"I think it's important to understand that middle school is not agony for all kids," said psychologist Carl Pickhardt, author of "Surviving Your Child's Adolescence."
"For most kids, middle school is relatively fine."
That said, there are no doubt big changes coming their way, Pickhardt added, including exposure to acts of social cruelty, in person and online, which they didn't see in elementary school, "the teasing and the bullying and the exclusion and rumoring and the ganging up."
Rebecca Levey, a New York mom of two whose daughters started middle school last year, said her biggest worry was social. "And I was right to be worried," she added, saying the boys were surprisingly meaner than the girls.
"I was shocked. All you think about is mean girls, but ... the boys were a thousand times worse," said Levey, who writes about balancing motherhood and her tech startup on her blog Beccarama
Pickhardt, who hosts a blog on Psychology Today, said one of the many challenges for parents during this transition time is balancing their child's sense of independence with their continued need for parenting.
Children might feel that they should be able to handle things like bullying, sexual talk and risk-taking behavior themselves now and that if they tell their parents about any of it, it means they are not able to handle their experiences, he added.
Parents should say, "I really want to be there to help you sort out what you hear from other kids,' " Pickhardt said. " 'I'll just give you my perception of stuff that you can add to your own thinking to figure out what you believe. ... I'd like to be there to be able to do that for you.' "
'They still want to play (with) Barbies'
It's also important for parents to remember that middle school is a time when their children are "toying with adulthood," but they're still kids, said Amanda Rodriguez, a former middle school teacher and host of the blog Dude Mom.

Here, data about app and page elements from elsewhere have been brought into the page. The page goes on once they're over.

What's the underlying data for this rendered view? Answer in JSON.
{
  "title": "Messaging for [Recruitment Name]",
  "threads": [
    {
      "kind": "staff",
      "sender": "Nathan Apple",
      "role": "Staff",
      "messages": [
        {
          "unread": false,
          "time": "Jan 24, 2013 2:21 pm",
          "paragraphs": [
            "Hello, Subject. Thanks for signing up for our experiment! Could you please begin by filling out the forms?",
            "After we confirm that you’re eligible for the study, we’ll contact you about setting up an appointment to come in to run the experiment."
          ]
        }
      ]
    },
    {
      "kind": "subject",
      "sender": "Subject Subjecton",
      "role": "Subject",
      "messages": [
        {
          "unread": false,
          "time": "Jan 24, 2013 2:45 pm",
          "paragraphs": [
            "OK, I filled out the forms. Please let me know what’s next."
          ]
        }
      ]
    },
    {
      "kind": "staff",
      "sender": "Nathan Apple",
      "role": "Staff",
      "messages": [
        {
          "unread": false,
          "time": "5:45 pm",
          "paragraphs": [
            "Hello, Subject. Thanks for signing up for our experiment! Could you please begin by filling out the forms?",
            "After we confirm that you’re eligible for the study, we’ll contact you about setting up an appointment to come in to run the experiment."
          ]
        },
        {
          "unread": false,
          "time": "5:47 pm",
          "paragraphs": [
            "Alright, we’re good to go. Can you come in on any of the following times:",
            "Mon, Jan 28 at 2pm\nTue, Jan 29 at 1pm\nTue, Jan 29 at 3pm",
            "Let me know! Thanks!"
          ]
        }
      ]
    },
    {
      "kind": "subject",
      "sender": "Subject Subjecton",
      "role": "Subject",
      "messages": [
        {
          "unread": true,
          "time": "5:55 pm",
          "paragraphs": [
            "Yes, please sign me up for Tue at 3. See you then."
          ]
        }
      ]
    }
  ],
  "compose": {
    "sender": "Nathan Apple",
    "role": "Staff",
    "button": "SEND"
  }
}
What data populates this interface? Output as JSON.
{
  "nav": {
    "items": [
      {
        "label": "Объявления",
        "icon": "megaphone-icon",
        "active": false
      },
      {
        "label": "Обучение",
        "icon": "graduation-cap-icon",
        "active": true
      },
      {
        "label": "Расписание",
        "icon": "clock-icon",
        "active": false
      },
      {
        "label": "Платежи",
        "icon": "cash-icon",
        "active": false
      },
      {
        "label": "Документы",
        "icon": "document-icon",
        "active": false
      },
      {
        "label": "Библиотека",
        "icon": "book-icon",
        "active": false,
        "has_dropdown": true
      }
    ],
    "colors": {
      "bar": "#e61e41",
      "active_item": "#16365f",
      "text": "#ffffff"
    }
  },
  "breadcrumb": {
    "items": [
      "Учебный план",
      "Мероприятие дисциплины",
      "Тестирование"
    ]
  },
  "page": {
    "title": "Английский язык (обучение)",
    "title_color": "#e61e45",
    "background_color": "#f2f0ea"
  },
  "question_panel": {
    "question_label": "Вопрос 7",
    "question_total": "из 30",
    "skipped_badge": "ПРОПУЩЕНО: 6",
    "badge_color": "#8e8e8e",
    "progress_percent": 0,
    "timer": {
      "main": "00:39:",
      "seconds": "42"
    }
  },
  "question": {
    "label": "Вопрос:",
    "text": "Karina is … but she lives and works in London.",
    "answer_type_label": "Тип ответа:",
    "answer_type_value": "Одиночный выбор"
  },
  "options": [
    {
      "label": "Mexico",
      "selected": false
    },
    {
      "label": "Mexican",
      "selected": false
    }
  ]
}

"Understanding that your child is having these feelings, and their body is changing, and they're experiencing all these new things that an older person should be experiencing, but at the same time, they come home and they still want to play (with) Barbies," said Rodriguez, a mom of three whose oldest son is a soon-to-be seventh-grader.
How much independence to give a child during the middle school years is another big challenge for parents, said Pickhardt. Too often, he said, parents might think they should let go completely, especially of their child's academic responsibilities, which he said could be a big mistake.
Schools might send the message that if the child doesn't do his or her homework, they'll get zeroes and learn from their failures, but Pickhardt said he believes most kids don't learn that. "They learn failure, so that's why parents have to be there."
That means making sure homework is done and turned in, and if the child refuses to bring homework home or turn it in, the parent can offer to accompany the child to school and hand in the homework together -- something most children would refuse.
"You've got to give that kind of supervisory support because this is not a permanently disaffected state, but if that state is just let go the kid can do themselves some long-lasting damage, and that's not right. Parents aren't doing their job."
The balance between control and letting go
Award-winning author Rachel Vail's newest young adult book, "Unfriended,"
about middle school, comes out next month. The mother of two boys who both survived middle school, Vail describes that balance between control and letting go during the middle school years as an ongoing dance between a parent and the child.
"You have to be very conscious of being aware and following his leads, and sometimes what he'll be communicating to you is, this is too much freedom," she said.
"If your kid is really needing more independence and autonomy, if you're really paying attention, you'll be able to tell, and if you've then stepped back too far, you'll also be able to tell."
Vail also says the middle school transition is a time to think back to childbirth training -- as crazy as that might sound.
"I always feel like for the parent, here's where the Lamaze breathing actually becomes useful because in labor, it did nothing for me ... but as a parent of an adolescent, yeah, take a deep breath and ... take the long view."